His advice is unconventional by definition. To ratchet up your performance to the exceptional range, you really have to BE an exception. You have to thrive under pressure—welcome pressure, enjoy it and make it work to your advantage.

Many people, he says, are victims of the false-god syndrome. They think everything goes smoothly for others. They don't realize that everyone else, including star performers, experience rejection and failure even on a daily basis. It's not rejection that distinguishes achievers from nonachievers—it's the way they handle failure.

"Most successful people can share their weaknesses," says Eliot. "They get excited about learning so they can turn weaknesses into strengths."

Here's some more of his counterintuitive advice, which he delivers in his book "Overachievement," published this month.

  • Hard work is overrated. Overachievers know when to stop working at their job and start playing at it. Too much practice can turn you into a classic case of what he calls the "over-motivated underachiever."
  • Setting goals is for couch potatoes. The longstanding practice of goal-setting is actually a major obstacle to sustained, vigorous motivation—and being great.
  • Using your head is stupid. In high-stakes performance, the real genius is someone like Yogi Berra. On his way to 10 World Series rings and a place in the Hall of Fame, Yogi was thinking about... nothing.
  • Arrogant S.O.B.s run the world. A performer can never have too much self-assurance. The best in every field are likely to strike most people as irrationally confident, but that's how they got to the top.
  • Legends never say they're sorry. Having a long or frequent memory for mistakes and a short or infrequent memory for successes is a guaranteed way to develop fear of failure.
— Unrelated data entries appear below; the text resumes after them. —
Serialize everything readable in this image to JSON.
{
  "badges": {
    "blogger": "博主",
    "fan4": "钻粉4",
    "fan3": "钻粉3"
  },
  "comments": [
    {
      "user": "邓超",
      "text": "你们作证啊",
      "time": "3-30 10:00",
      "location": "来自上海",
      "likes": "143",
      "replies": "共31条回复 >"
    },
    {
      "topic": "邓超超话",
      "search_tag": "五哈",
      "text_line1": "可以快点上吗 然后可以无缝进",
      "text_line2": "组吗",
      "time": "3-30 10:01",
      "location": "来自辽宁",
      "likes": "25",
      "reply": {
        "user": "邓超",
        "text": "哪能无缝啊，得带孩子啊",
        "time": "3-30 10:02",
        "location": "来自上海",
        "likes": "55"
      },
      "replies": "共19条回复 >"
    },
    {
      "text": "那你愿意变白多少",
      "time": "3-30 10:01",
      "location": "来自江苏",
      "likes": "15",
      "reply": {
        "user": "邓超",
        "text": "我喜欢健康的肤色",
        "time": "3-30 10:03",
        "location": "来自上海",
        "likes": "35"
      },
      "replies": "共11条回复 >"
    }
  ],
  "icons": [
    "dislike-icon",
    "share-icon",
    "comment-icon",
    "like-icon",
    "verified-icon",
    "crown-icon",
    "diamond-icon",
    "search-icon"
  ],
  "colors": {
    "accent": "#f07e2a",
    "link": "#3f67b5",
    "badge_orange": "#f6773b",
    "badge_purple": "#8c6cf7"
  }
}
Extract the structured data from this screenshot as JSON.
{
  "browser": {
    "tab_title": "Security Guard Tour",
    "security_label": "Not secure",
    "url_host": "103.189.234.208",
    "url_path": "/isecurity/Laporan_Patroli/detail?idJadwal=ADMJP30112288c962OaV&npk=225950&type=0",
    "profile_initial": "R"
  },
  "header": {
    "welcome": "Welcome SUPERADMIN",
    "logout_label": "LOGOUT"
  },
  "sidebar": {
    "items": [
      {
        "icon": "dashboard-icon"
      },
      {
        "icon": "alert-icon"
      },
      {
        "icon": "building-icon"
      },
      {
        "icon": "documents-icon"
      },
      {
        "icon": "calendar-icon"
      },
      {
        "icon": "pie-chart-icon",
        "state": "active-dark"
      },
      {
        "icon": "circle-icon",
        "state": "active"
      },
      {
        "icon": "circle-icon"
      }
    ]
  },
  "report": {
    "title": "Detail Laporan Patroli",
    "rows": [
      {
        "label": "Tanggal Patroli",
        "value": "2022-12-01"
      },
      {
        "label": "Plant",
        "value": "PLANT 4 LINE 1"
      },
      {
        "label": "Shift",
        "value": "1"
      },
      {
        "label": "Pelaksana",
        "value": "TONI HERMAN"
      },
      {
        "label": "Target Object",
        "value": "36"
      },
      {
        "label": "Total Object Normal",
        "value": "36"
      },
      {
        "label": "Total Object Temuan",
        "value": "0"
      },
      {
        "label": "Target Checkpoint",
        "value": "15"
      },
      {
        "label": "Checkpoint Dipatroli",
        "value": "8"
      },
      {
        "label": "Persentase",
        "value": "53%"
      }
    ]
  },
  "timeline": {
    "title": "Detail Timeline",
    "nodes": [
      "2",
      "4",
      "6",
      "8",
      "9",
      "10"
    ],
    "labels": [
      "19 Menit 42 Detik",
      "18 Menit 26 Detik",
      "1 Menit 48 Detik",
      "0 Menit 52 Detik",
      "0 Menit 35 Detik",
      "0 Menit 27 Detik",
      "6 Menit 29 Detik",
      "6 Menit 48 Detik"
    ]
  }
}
High achievers dwell on what they do well—and spend very little time evaluating themselves and their performances.
  • The best need stress. Classic breathing and relaxation tend to undermine most performances, eliminating the possibility of setting records. Stress is the high-level performer's Power Bar.
  • Do put all your eggs in one basket. Unlikely accomplishments are born out of single-minded purposefulness. Future superstars don't get there by keeping part of their heart in reserve.
  • Put the "I" in "team." By definition, striving to be exceptional puts you outside the team. If you're a maverick CEO, you're a colorful genius. But if you're a young rogue exec, you're gone ("not a team player" reads your evaluation). The best performers not only think exceptionally, they teach their colleagues to think that way too.
  • What limits? If you want to find out what you're capable of, you can't put limits on yourself, and you definitely can't be cautious.
  • Only wimps weight the risk. For exceptional people, risks equal rewards. The challenge of uncertainty is the fun of high-performance—and that's where overachievement lies.